Normally, small communities like those in Bihar have difficulties receiving warnings in time because of a range of challenges related to communication infrastructure and technology, state capacity and political context, and other social factors such as literacy levels and social trust. As a result, we now have built an early warning system for riverine floods that overcomes these last-mile challenges. The system pairs Google’s cutting-edge forecasting and android-based alerting system with monetarily incentivized grassroots volunteers trained in community outreach activities. This has the potential to prevent significant damage by ensuring that populations know when they are about to be exposed to significant flooding risk and have the time to prepare  themselves and their communities. 
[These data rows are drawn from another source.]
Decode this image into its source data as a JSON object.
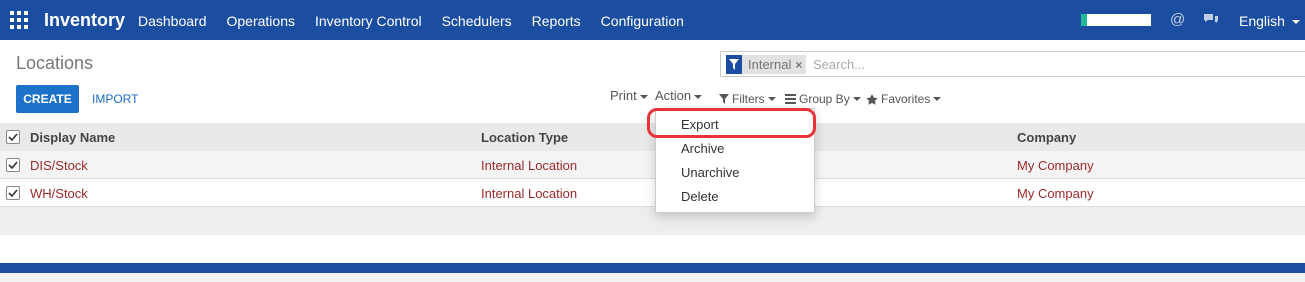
{
  "navbar": {
    "app_name": "Inventory",
    "menu": [
      "Dashboard",
      "Operations",
      "Inventory Control",
      "Schedulers",
      "Reports",
      "Configuration"
    ],
    "language": "English",
    "accent": "#1b4ea1"
  },
  "control_panel": {
    "title": "Locations",
    "create_label": "CREATE",
    "import_label": "IMPORT",
    "print_label": "Print",
    "action_label": "Action",
    "filters_label": "Filters",
    "groupby_label": "Group By",
    "favorites_label": "Favorites",
    "search": {
      "facet": "Internal",
      "placeholder": "Search..."
    }
  },
  "table": {
    "columns": [
      "Display Name",
      "Location Type",
      "Company"
    ],
    "rows": [
      {
        "display_name": "DIS/Stock",
        "location_type": "Internal Location",
        "company": "My Company",
        "checked": true
      },
      {
        "display_name": "WH/Stock",
        "location_type": "Internal Location",
        "company": "My Company",
        "checked": true
      }
    ]
  },
  "action_menu": {
    "items": [
      "Export",
      "Archive",
      "Unarchive",
      "Delete"
    ],
    "highlighted": "Export",
    "highlight_color": "#e8333a"
  }
}
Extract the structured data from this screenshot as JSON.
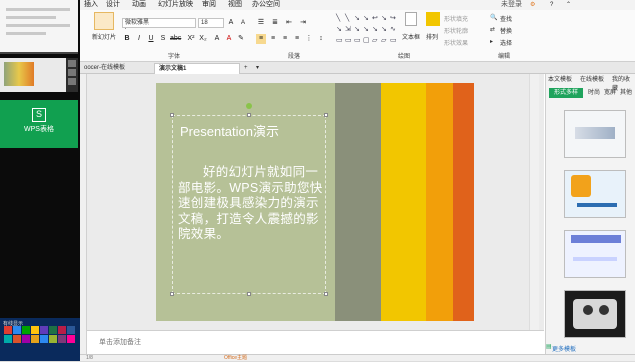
{
  "menubar": {
    "items": [
      "插入",
      "设计",
      "动画",
      "幻灯片放映",
      "审阅",
      "视图",
      "办公空间"
    ],
    "account": "未登录"
  },
  "ribbon": {
    "new_slide": "新幻灯片",
    "font_name": "微软雅黑",
    "font_size": "18",
    "font_group": "字体",
    "paragraph_group": "段落",
    "textbox": "文本框",
    "arrange": "排列",
    "shape_fill": "形状填充",
    "shape_outline": "形状轮廓",
    "shape_effect": "形状效果",
    "drawing_group": "绘图",
    "find": "查找",
    "replace": "替换",
    "select": "选择",
    "edit_group": "编辑"
  },
  "tabs": {
    "prev_doc": "oocer-在线模板",
    "active_doc": "演示文稿1",
    "add": "+"
  },
  "slide": {
    "title": "Presentation演示",
    "body": "好的幻灯片就如同一部电影。WPS演示助您快速创建极具感染力的演示文稿，打造令人震撼的影院效果。"
  },
  "notes": {
    "placeholder": "单击添加备注"
  },
  "status": {
    "page": "1/8",
    "theme": "Office主题"
  },
  "taskpane": {
    "tabs": [
      "本文模板",
      "在线模板",
      "我的收藏"
    ],
    "active_filter": "形式多样",
    "filters": [
      "时尚",
      "宽屏",
      "其他"
    ],
    "more": "更多模板"
  },
  "sidebar": {
    "wps_app": "WPS表格",
    "start_label": "有线显示"
  },
  "colors": {
    "slide_bg": "#b6c197",
    "stripe1": "#8a907a",
    "stripe2": "#f2c600",
    "stripe3": "#f29f0a",
    "stripe4": "#e87a1c",
    "stripe5": "#d95d1a",
    "wps_green": "#11a050"
  }
}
As of now, we have deployed the system across 319 Bihari communities with over 3.6 million citizens. Initial results show that treatment communities were 27% more likely to receive any alerts between June and October 2022; received 2.37 more alerts (a 290% increase); 50% more likely to receive alerts before water reached their area; and also 57% more likely to report receiving highly accurate flood alerts.

A group of submerged houses in India
An aerial view of a Bihar village during a 2008 river flood. Photos courtesy of Ministry of Defence (GODL-India), Wikimedia Commons.

These study results prove the new system’s high potential for saving lives and property. However, there are still remaining questions that we aim to investigate over the next few months: What is the final impact of this intervention? Are fewer assets lost and more lives saved as a result of this new early warning system? 

Improvements in forecasting and harnessing the power of new technologies are an important investment to save lives, but their success is dependent on accessibility to vulnerable households. Pairing high-tech forecasting systems with low-tech community-based dissemination systems and building communities in this information is key to enabling protection from climate-related losses. 

Ultimately, this research may hold lessons for the global development community, which is increasingly recognizing the importance of “last-mile” issues. Welfare-improving technologies – from improved fertilizers to vaccines – often falter at the point where they must reach the individual to have an effect. This is often because the low-income people who need them tend to live in rural areas, isolated from infrastructure and communication networks. Our work suggests that engaging community intermediaries may be a good way to go the last mile and make a difference. 

The authors wish to thank Sathia Chakrapani, Advait Moharir , Surya R, and Rajesh Sarma for conducting interviews; Satish Wasti for analysis; and Jenna Allard, Vestal McIntyre and Noah Robinson for editorial assistance on this article.